Exercise inputs Start Marker
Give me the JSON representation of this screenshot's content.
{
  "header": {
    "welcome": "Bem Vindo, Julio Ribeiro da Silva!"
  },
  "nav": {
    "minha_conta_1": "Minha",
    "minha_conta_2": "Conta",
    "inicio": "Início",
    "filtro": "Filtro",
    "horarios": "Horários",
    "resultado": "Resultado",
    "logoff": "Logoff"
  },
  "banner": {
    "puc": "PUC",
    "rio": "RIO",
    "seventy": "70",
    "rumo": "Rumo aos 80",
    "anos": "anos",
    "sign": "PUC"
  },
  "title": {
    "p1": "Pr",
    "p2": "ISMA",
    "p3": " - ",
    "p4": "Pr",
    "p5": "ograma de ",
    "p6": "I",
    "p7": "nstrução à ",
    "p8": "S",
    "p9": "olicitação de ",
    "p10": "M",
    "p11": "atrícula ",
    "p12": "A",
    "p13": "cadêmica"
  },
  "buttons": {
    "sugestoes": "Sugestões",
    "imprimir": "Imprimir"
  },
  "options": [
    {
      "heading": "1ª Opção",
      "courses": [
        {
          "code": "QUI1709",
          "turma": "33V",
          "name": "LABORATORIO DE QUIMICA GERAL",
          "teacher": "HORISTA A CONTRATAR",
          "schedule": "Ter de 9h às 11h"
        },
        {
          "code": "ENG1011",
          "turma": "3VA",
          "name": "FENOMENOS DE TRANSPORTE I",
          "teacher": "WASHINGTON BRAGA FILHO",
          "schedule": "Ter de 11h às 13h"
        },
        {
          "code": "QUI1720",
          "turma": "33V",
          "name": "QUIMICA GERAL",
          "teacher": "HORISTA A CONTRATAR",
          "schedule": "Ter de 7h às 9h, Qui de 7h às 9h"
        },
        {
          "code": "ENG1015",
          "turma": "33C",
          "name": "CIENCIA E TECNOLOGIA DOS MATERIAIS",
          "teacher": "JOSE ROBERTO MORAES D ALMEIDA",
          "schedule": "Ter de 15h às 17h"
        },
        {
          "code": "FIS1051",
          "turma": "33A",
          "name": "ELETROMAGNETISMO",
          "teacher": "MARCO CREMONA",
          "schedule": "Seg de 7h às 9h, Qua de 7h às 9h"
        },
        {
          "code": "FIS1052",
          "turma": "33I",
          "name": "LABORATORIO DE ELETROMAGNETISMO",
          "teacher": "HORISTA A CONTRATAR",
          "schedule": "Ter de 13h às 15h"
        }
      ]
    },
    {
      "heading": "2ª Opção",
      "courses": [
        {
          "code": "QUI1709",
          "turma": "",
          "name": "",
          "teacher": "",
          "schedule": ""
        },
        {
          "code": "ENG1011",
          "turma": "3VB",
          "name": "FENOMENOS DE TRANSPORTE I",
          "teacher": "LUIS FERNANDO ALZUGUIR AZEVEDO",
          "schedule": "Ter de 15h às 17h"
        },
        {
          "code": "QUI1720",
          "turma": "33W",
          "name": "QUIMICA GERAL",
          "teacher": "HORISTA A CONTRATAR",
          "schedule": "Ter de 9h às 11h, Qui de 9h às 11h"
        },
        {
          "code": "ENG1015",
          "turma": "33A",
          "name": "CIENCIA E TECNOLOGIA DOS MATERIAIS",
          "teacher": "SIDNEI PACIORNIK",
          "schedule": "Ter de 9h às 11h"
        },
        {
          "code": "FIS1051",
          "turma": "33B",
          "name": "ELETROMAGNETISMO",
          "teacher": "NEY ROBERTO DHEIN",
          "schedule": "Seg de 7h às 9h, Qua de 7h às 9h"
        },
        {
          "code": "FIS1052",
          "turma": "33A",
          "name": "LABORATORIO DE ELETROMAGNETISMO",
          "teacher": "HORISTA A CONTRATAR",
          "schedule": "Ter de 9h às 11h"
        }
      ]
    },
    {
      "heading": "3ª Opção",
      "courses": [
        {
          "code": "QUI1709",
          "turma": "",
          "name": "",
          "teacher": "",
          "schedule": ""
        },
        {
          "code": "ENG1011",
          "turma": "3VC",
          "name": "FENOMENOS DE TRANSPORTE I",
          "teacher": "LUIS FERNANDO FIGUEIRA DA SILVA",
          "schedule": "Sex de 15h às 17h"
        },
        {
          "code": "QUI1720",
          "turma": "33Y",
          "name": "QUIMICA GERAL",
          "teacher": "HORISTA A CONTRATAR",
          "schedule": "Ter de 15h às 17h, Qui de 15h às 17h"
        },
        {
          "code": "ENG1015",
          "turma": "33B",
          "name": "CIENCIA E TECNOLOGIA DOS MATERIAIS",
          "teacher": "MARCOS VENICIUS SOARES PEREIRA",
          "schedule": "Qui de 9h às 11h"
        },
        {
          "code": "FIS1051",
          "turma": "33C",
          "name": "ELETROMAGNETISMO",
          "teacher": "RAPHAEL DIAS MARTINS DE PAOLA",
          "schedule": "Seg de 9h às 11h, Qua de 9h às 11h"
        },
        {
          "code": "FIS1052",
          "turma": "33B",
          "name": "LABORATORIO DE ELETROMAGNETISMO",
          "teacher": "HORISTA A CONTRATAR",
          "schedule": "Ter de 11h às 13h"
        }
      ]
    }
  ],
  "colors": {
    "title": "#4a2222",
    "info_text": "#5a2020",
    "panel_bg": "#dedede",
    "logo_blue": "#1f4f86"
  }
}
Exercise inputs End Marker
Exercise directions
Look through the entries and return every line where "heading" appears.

Exercise result
      "heading": "1ª Opção",
      "heading": "2ª Opção",
      "heading": "3ª Opção",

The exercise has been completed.